LISTED ENTRIES:
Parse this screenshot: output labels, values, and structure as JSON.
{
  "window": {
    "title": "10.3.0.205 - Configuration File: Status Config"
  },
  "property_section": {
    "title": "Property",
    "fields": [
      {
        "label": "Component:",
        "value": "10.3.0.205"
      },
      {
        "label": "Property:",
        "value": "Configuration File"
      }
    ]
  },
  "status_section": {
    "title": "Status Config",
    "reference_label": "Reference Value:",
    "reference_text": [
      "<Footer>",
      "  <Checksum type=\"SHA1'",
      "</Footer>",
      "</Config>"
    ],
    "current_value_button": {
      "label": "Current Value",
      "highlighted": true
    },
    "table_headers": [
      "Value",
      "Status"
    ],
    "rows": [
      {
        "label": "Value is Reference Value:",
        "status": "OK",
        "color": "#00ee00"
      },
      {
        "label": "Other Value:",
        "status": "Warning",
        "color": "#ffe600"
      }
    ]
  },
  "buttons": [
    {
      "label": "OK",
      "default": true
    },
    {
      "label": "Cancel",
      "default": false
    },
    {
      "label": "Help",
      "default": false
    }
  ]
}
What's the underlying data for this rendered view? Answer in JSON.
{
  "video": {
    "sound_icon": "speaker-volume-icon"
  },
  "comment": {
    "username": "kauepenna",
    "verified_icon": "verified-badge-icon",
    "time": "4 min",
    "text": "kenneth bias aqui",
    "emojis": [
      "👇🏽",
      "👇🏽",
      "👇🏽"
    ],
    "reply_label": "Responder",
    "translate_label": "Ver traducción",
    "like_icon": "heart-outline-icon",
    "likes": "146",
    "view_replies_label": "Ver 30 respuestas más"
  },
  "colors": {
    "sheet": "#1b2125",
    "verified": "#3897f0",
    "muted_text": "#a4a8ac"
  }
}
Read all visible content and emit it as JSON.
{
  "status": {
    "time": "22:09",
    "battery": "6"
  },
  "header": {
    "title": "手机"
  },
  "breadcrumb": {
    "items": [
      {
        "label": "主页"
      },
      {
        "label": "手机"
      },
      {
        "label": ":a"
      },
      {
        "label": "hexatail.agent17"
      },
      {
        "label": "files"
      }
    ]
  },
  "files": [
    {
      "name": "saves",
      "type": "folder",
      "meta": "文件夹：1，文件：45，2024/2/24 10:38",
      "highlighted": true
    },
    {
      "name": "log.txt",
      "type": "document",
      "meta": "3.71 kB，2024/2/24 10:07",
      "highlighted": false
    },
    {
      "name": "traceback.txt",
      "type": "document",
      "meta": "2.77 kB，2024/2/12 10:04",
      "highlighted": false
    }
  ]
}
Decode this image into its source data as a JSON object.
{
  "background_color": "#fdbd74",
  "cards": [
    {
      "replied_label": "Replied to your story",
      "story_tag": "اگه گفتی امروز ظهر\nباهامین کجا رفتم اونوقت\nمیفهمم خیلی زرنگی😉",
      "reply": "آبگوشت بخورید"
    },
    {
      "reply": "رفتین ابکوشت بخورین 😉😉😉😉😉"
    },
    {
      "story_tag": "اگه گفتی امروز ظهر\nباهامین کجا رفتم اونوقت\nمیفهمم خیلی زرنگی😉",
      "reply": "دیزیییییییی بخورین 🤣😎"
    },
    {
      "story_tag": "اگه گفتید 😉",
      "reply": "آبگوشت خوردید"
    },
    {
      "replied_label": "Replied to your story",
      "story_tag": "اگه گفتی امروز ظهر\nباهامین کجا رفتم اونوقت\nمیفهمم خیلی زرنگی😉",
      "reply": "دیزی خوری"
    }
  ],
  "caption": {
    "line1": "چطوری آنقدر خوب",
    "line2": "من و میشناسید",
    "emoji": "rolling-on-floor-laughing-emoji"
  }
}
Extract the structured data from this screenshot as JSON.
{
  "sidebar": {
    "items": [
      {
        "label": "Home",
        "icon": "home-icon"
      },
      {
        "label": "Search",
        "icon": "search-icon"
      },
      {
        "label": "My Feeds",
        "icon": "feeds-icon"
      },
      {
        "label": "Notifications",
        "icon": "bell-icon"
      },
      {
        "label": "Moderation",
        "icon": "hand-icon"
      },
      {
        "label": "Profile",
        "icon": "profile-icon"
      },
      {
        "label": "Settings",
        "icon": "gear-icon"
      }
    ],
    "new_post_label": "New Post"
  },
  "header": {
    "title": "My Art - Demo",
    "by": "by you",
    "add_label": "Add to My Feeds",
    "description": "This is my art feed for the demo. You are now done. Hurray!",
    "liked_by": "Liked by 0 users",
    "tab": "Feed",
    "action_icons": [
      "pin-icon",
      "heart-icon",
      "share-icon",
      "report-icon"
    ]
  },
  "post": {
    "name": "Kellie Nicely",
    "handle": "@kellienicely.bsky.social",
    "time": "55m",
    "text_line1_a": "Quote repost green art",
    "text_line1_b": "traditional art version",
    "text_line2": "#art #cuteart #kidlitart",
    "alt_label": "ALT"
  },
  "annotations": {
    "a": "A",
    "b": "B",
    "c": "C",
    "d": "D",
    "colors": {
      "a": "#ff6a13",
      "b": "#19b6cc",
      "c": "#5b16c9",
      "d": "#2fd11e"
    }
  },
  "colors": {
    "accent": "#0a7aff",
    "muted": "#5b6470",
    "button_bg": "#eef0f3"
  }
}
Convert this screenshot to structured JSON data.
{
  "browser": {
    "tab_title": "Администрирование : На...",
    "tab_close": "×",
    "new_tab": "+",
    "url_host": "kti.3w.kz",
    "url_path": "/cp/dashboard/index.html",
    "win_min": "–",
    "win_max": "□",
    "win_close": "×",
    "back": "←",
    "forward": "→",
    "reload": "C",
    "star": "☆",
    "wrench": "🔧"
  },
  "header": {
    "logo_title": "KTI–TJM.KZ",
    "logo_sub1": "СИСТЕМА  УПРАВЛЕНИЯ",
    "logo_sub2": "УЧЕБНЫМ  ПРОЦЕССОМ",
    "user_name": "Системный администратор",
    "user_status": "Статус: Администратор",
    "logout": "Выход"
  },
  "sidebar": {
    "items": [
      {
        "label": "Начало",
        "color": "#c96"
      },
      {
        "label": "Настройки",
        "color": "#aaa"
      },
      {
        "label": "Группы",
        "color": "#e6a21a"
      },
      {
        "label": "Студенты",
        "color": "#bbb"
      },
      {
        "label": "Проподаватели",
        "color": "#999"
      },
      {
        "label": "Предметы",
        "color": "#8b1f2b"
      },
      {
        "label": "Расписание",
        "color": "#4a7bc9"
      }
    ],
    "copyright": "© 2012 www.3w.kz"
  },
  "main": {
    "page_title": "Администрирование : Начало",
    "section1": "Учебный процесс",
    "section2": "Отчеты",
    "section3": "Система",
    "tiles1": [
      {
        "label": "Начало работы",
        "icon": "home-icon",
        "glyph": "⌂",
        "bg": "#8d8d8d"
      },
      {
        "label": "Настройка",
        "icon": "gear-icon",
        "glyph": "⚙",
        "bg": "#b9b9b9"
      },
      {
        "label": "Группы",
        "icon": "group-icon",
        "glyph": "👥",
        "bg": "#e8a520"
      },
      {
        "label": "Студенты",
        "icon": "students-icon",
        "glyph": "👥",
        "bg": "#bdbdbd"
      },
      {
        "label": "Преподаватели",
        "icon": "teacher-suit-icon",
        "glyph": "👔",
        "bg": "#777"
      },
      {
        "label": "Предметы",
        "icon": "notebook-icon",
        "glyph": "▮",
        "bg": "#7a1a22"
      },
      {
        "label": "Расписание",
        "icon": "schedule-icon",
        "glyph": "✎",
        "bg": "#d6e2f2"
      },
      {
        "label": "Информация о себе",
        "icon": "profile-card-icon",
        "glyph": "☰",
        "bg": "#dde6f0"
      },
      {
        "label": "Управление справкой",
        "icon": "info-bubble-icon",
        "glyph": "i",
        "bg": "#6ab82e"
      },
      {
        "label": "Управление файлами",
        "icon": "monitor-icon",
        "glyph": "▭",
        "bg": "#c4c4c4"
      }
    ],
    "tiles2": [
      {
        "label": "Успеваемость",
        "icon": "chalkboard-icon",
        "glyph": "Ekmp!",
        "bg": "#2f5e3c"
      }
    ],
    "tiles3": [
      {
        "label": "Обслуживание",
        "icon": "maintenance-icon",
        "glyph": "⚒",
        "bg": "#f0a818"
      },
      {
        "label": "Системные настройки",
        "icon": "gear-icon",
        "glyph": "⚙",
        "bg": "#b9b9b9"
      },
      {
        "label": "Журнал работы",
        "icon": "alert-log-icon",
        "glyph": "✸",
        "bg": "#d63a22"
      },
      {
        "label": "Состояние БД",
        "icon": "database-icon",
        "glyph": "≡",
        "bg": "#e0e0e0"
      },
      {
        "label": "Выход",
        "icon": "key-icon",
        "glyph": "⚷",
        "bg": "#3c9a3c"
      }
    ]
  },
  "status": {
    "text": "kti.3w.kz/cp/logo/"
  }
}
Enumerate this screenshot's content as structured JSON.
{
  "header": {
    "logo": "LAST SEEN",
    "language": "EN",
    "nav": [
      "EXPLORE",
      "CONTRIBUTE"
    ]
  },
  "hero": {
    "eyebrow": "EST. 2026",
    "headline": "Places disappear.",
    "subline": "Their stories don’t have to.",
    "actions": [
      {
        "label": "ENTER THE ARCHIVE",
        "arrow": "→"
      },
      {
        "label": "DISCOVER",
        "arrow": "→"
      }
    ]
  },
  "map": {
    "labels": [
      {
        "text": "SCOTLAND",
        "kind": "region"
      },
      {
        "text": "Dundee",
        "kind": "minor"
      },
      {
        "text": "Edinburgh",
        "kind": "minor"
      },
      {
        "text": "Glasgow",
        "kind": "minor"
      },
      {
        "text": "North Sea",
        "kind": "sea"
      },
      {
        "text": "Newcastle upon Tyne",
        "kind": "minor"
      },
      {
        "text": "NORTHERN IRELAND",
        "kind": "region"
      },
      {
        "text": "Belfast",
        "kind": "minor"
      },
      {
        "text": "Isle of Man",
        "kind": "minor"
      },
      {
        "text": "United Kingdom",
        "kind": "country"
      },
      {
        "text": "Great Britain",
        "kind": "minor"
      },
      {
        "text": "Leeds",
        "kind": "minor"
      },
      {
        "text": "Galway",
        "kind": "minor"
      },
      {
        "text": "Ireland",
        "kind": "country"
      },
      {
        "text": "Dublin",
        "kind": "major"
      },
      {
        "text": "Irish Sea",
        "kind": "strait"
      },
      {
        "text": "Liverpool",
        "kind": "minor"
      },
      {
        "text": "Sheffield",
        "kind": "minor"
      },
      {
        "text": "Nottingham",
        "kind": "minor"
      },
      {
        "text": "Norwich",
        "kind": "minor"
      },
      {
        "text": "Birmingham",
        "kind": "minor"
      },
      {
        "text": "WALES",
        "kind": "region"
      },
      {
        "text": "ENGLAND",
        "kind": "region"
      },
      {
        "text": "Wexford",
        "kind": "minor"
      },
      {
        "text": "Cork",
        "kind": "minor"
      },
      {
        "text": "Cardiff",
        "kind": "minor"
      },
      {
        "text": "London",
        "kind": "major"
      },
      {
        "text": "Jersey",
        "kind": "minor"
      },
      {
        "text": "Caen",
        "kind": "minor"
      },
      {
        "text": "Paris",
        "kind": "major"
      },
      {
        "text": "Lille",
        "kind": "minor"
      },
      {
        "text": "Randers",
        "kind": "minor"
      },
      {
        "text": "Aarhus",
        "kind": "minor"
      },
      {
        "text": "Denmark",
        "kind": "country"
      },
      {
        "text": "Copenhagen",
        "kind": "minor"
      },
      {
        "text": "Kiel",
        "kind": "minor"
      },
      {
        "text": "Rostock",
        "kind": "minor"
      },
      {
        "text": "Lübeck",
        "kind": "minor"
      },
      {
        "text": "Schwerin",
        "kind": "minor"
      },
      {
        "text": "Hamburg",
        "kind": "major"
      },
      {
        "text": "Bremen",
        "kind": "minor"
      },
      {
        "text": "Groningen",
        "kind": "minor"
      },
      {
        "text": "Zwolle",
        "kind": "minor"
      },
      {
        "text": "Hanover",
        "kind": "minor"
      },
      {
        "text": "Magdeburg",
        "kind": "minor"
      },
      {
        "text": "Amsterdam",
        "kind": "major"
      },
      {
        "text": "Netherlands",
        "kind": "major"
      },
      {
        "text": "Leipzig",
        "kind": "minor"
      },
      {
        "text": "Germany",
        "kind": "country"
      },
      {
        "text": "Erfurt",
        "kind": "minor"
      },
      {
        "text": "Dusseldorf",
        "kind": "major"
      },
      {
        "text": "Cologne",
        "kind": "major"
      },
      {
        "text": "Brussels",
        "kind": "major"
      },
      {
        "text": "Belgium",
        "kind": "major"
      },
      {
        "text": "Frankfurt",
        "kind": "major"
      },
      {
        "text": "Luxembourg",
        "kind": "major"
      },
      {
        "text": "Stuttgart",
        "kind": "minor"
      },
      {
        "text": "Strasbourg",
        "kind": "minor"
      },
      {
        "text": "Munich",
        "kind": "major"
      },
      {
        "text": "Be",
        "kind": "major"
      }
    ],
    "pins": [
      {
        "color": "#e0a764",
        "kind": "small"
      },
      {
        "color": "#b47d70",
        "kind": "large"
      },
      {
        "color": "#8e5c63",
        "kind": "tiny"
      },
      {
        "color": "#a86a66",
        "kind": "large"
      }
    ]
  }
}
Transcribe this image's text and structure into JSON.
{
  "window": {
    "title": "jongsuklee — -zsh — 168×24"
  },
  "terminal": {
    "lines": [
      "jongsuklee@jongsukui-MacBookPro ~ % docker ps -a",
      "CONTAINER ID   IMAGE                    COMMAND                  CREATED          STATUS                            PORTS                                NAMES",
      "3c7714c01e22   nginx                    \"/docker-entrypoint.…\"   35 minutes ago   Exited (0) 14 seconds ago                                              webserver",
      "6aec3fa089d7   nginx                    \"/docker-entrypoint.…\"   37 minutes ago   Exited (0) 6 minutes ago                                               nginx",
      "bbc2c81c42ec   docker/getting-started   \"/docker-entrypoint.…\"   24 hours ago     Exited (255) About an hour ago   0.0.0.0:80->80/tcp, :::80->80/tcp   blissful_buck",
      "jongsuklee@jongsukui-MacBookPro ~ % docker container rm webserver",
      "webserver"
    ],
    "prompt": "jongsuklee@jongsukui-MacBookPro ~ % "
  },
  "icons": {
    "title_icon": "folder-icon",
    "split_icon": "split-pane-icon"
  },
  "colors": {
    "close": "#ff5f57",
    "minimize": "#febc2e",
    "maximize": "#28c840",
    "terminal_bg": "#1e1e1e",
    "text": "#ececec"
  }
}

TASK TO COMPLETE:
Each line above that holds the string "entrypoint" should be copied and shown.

RESPONSE AREA:
      "3c7714c01e22   nginx                    \"/docker-entrypoint.…\"   35 minutes ago   Exited (0) 14 seconds ago                                              webserver",
      "6aec3fa089d7   nginx                    \"/docker-entrypoint.…\"   37 minutes ago   Exited (0) 6 minutes ago                                               nginx",
      "bbc2c81c42ec   docker/getting-started   \"/docker-entrypoint.…\"   24 hours ago     Exited (255) About an hour ago   0.0.0.0:80->80/tcp, :::80->80/tcp   blissful_buck",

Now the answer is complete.